--- What to work on ---
In the entries below, find the lines with the word "Request" and copy them.

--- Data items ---

....

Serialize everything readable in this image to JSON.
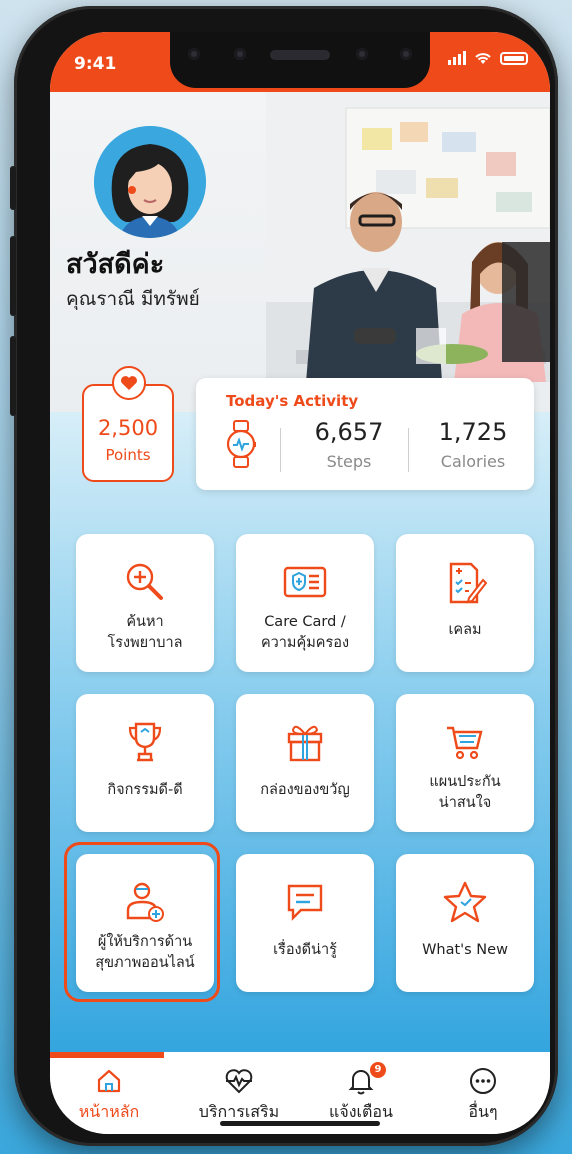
{
  "status_bar": {
    "time": "9:41"
  },
  "greeting": {
    "title": "สวัสดีค่ะ",
    "name": "คุณราณี มีทรัพย์"
  },
  "points": {
    "value": "2,500",
    "label": "Points",
    "icon": "heart-icon"
  },
  "activity": {
    "title": "Today's Activity",
    "icon": "smartwatch-icon",
    "steps": {
      "value": "6,657",
      "label": "Steps"
    },
    "calories": {
      "value": "1,725",
      "label": "Calories"
    }
  },
  "menu": [
    {
      "line1": "ค้นหา",
      "line2": "โรงพยาบาล",
      "icon": "hospital-search-icon"
    },
    {
      "line1": "Care Card /",
      "line2": "ความคุ้มครอง",
      "icon": "care-card-icon"
    },
    {
      "line1": "เคลม",
      "line2": "",
      "icon": "claim-document-icon"
    },
    {
      "line1": "กิจกรรมดี-ดี",
      "line2": "",
      "icon": "trophy-icon"
    },
    {
      "line1": "กล่องของขวัญ",
      "line2": "",
      "icon": "gift-box-icon"
    },
    {
      "line1": "แผนประกัน",
      "line2": "น่าสนใจ",
      "icon": "shopping-cart-icon"
    },
    {
      "line1": "ผู้ให้บริการด้าน",
      "line2": "สุขภาพออนไลน์",
      "icon": "online-doctor-icon"
    },
    {
      "line1": "เรื่องดีน่ารู้",
      "line2": "",
      "icon": "chat-article-icon"
    },
    {
      "line1": "What's New",
      "line2": "",
      "icon": "star-icon"
    }
  ],
  "tabbar": {
    "home": {
      "label": "หน้าหลัก",
      "icon": "home-icon"
    },
    "services": {
      "label": "บริการเสริม",
      "icon": "heart-pulse-icon"
    },
    "notifications": {
      "label": "แจ้งเตือน",
      "icon": "bell-icon",
      "badge": "9"
    },
    "more": {
      "label": "อื่นๆ",
      "icon": "more-dots-icon"
    }
  },
  "colors": {
    "accent": "#ee4a1a",
    "blue": "#2fa3de"
  }
}
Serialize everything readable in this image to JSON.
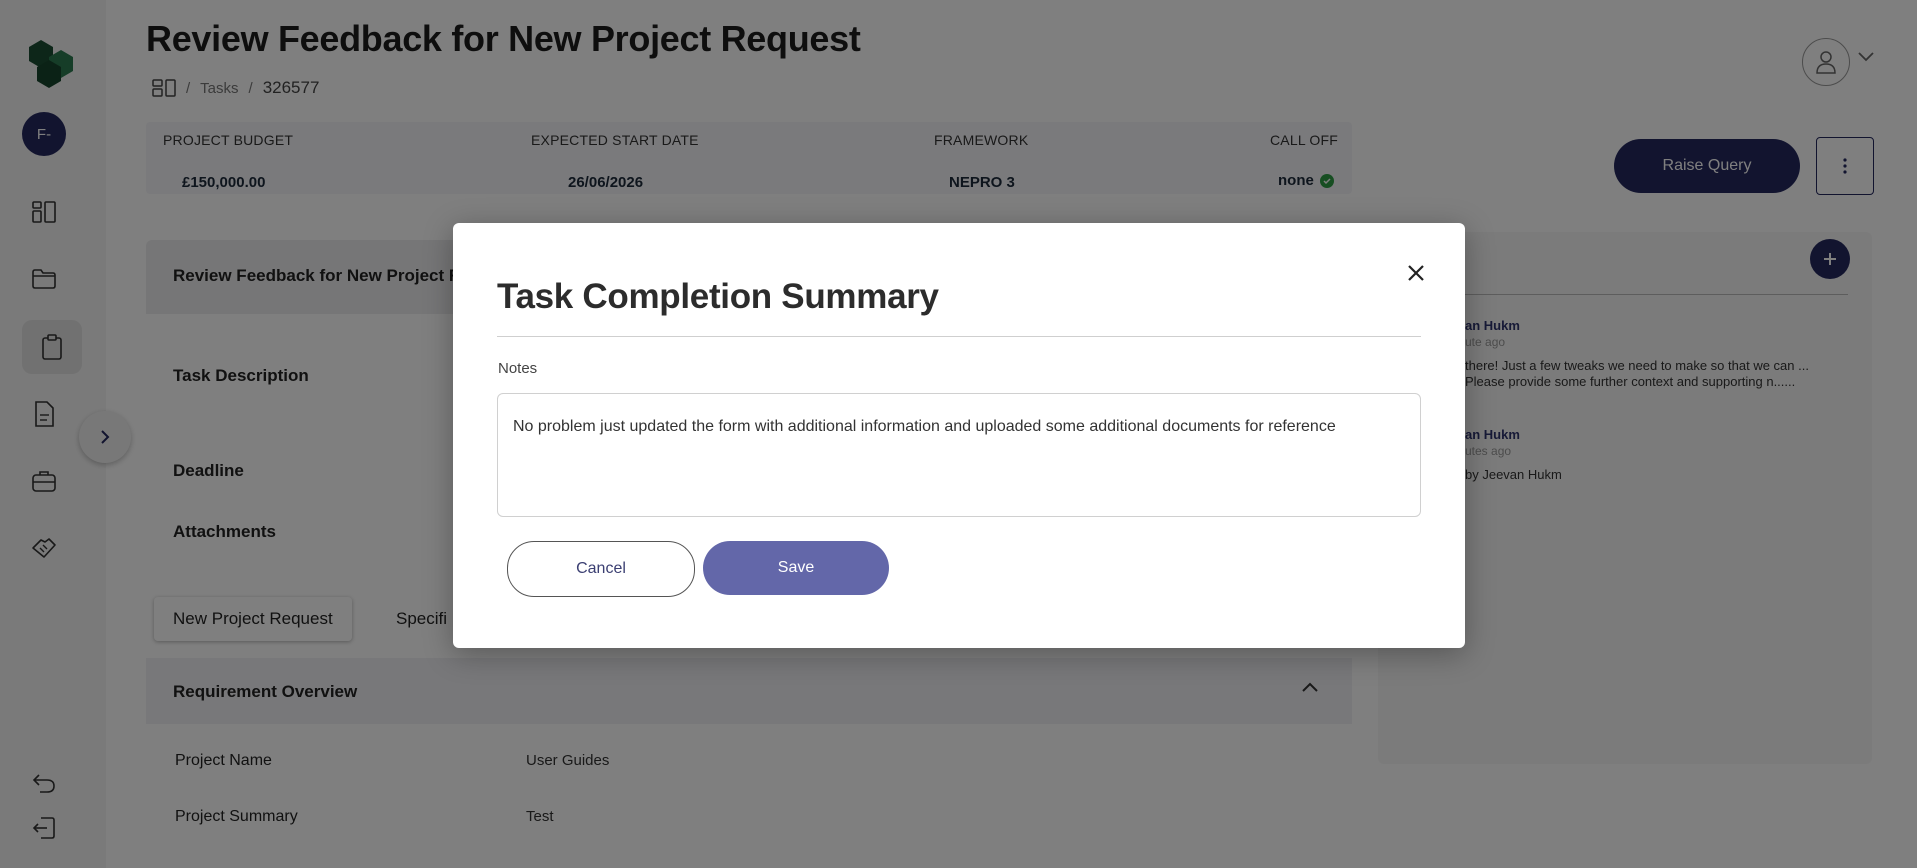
{
  "app": {
    "user_initials": "F-"
  },
  "header": {
    "title": "Review Feedback for New Project Request",
    "breadcrumb": {
      "separator": "/",
      "tasks_label": "Tasks",
      "current": "326577"
    }
  },
  "info_bar": {
    "budget_label": "PROJECT BUDGET",
    "budget_value": "£150,000.00",
    "start_label": "EXPECTED START DATE",
    "start_value": "26/06/2026",
    "framework_label": "FRAMEWORK",
    "framework_value": "NEPRO 3",
    "calloff_label": "CALL OFF",
    "calloff_value": "none"
  },
  "actions": {
    "raise_query": "Raise Query"
  },
  "task_panel": {
    "header_title": "Review Feedback for New Project Rec",
    "description_label": "Task Description",
    "deadline_label": "Deadline",
    "attachments_label": "Attachments"
  },
  "tabs": [
    {
      "label": "New Project Request"
    },
    {
      "label": "Specifi"
    }
  ],
  "requirement": {
    "title": "Requirement Overview",
    "rows": [
      {
        "label": "Project Name",
        "value": "User Guides"
      },
      {
        "label": "Project Summary",
        "value": "Test"
      }
    ]
  },
  "comments": [
    {
      "author": "an Hukm",
      "time": "ute ago",
      "text": "there! Just a few tweaks we need to make so that we can ... Please provide some further context and supporting n......"
    },
    {
      "author": "an Hukm",
      "time": "utes ago",
      "text": "by Jeevan Hukm"
    }
  ],
  "modal": {
    "title": "Task Completion Summary",
    "notes_label": "Notes",
    "notes_value": "No problem just updated the form with additional information and uploaded some additional documents for reference",
    "cancel_label": "Cancel",
    "save_label": "Save"
  },
  "colors": {
    "brand_navy": "#24285f",
    "save_button": "#6367a9",
    "check_green": "#2e9d44",
    "logo_green": "#1f5a3a"
  }
}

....

--- Task solution ---
    "title": "Review Feedback for New Project Request",
      "label": "New Project Request"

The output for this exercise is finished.